But... it's about a family, a family with troubles. There's the stepmother, dying in a nursing home. There's the daughter who has just lost her job, and her husband with depression. And while something tells me that everything is going to work out okay in the end, this is not the book for me right now. So reluctantly I have set it aside -- not forever, just for now. I'm looking forward to getting back to it, when things in my own life are slightly brighter.
Wildwood: A Journey Through Trees is an extended meditation on all forms of interaction with trees and wood. Deakin visits sculptors and woodworkers, naturalists and farmers, thatchers and forest rangers. His travels take him to Kyrgzstan and Australia (where he goes camping with our very own Romana Koval!), deep into the English countryside and back to his own boyhood. He discusses oak and ash, sycamore and walnut, and though they are not all familiar to me, I feel I know them better after this splendid introduction.
I absolutely love books like this -- slow and reflective, lovingly precise, filled with a lifetime's experience and an eagerness to learn from others.
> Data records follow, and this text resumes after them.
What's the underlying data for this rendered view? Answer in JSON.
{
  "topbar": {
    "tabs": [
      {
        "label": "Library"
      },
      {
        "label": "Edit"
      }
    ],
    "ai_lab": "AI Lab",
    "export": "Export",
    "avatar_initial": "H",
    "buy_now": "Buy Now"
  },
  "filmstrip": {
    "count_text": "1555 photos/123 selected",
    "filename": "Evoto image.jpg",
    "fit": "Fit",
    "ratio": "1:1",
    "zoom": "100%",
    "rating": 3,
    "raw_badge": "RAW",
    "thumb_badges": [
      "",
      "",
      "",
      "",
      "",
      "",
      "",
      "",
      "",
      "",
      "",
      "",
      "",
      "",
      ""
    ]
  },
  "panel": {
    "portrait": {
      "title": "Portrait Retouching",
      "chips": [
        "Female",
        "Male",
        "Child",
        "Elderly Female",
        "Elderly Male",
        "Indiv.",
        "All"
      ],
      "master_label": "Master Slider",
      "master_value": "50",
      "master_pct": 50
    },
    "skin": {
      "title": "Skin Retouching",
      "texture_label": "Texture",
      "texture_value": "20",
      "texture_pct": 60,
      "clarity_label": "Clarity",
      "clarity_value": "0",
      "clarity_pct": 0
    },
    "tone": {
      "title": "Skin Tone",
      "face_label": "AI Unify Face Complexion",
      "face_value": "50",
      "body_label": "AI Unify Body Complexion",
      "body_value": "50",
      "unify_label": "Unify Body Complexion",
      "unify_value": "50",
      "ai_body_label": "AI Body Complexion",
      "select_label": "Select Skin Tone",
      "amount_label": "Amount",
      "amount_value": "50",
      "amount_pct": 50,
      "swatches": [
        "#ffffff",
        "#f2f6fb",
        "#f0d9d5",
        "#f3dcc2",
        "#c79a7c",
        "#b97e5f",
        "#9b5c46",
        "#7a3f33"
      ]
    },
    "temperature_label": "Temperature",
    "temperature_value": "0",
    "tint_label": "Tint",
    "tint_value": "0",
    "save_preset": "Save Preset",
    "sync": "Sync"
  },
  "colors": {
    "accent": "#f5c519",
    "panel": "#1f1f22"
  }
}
It's almost like a prayer -- to the wild, tangled forests and the ancient hedgerows alike. A slow walk through the woods -- just what I needed.
It's bittersweet to discover an author whose company you enjoy so much, and to know that there will be no more work from them. One day I would like to read the companion volume to this, Waterlog, which describes Deakin's attempt to swim across Britain in bodies of wild water! And also Notes From Walnut Tree Farm.
(PS An intriguing side note: at one point Deakin mentions that the hare, who leaps from the corn as it's harvested, is sacred to Ceres. Instantly I thought of Maria's hare in The Little White Horse, who is named Serena...)